*** Opening of RECORDS FOR THE EXERCISE ***

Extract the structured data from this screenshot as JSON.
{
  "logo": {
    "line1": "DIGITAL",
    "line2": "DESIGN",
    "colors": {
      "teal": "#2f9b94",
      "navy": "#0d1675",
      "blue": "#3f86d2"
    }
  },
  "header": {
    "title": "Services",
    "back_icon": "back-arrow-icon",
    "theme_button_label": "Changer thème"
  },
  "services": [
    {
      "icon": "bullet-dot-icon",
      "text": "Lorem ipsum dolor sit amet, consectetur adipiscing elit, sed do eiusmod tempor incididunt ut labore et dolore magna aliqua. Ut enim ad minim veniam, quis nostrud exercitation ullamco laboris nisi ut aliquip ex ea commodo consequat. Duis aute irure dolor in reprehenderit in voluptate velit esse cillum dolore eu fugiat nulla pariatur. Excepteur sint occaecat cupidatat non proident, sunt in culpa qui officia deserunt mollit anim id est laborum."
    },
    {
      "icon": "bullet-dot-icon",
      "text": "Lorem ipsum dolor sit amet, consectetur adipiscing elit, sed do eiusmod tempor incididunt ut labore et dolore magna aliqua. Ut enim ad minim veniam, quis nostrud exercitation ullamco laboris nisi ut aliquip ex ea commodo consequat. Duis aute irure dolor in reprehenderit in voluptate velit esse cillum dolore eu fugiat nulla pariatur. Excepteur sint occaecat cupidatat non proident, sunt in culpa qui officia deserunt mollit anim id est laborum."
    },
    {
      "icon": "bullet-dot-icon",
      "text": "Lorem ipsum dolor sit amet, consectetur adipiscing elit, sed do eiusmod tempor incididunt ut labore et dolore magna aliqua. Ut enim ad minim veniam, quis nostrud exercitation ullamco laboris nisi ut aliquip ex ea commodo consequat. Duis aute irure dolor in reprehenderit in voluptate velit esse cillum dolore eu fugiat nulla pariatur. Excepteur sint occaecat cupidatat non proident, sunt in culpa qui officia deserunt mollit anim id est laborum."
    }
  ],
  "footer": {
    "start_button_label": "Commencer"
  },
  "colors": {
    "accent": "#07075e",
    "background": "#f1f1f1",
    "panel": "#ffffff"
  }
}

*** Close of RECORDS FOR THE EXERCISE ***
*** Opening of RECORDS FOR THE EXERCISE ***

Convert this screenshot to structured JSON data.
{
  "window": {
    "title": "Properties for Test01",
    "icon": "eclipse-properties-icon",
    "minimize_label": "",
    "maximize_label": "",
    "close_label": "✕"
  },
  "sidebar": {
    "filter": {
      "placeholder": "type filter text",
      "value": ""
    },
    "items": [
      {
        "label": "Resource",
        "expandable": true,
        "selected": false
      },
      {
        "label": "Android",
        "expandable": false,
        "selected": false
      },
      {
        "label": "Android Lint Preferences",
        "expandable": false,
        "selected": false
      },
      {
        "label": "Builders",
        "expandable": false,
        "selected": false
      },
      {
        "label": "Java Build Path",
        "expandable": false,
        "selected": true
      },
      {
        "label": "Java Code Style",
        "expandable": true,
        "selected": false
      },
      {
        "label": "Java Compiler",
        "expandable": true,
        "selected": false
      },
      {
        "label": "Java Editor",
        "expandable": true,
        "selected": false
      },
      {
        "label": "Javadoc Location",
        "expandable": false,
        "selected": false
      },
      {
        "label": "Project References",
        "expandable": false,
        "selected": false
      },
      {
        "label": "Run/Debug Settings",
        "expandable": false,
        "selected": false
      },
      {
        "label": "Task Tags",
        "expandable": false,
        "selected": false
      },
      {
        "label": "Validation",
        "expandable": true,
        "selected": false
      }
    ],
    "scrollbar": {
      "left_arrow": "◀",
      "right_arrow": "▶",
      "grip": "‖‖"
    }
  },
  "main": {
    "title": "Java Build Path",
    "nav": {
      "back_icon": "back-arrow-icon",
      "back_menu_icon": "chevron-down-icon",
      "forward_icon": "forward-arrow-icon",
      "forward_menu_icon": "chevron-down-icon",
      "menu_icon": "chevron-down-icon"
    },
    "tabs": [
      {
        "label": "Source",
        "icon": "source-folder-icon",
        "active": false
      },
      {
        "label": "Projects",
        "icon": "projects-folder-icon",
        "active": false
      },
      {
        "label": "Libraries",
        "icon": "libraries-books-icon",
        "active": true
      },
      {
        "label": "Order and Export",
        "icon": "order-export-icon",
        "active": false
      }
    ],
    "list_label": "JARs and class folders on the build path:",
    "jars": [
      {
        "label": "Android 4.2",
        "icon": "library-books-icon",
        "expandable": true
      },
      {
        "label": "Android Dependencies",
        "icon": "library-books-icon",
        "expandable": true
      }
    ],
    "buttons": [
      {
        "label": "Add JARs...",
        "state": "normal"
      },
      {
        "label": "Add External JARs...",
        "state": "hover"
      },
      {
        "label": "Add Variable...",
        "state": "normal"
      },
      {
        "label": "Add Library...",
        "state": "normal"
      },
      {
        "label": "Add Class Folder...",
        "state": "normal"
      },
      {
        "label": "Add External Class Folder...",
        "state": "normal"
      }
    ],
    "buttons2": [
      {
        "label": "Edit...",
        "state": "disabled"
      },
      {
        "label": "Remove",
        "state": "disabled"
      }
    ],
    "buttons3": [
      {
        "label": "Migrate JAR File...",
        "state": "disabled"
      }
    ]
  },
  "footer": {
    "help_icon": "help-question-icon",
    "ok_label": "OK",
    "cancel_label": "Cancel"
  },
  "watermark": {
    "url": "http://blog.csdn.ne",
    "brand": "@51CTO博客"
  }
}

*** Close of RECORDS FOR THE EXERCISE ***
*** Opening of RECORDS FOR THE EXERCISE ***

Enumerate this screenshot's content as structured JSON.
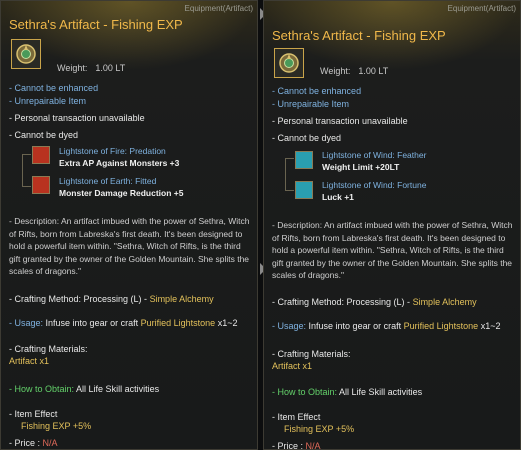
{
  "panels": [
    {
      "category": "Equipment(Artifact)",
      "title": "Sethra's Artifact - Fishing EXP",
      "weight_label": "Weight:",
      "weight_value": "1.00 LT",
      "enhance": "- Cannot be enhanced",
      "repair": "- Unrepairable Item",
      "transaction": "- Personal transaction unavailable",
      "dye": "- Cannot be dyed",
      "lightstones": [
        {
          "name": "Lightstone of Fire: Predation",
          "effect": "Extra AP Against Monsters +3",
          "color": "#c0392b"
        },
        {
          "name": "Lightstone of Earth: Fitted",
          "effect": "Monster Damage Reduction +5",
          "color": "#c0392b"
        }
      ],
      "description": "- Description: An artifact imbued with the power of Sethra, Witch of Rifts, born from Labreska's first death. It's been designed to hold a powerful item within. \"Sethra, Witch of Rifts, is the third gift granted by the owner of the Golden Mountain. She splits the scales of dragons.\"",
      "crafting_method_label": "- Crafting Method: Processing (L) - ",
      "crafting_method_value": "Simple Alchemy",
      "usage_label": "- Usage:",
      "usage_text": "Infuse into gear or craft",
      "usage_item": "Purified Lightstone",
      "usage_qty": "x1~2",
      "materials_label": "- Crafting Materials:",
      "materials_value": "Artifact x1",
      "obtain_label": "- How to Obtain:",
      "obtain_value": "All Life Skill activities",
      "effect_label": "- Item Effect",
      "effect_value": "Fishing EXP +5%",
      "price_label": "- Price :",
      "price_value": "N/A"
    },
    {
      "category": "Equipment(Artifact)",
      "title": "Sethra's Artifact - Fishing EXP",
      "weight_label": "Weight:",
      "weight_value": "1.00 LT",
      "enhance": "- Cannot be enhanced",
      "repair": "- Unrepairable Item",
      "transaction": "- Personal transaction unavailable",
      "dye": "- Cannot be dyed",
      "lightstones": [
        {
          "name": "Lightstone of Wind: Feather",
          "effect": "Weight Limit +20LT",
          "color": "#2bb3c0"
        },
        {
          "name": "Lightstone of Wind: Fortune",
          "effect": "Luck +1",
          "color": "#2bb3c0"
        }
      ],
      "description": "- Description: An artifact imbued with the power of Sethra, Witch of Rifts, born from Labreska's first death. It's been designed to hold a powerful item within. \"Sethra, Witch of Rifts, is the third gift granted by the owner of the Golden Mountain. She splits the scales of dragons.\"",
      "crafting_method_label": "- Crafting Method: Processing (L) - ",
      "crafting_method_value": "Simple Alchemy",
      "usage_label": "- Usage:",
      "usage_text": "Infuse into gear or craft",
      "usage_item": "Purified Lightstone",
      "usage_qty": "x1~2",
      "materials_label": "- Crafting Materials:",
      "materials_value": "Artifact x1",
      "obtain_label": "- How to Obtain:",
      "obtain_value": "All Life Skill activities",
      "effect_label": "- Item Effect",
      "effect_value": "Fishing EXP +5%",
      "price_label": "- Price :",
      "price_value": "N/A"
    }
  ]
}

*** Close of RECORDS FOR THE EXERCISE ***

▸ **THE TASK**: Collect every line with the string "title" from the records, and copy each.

▸ **REPLY TO THE EXERCISE**:
    "title": "Services",
    "title": "Properties for Test01",
    "title": "Java Build Path",
      "title": "Sethra's Artifact - Fishing EXP",
      "title": "Sethra's Artifact - Fishing EXP",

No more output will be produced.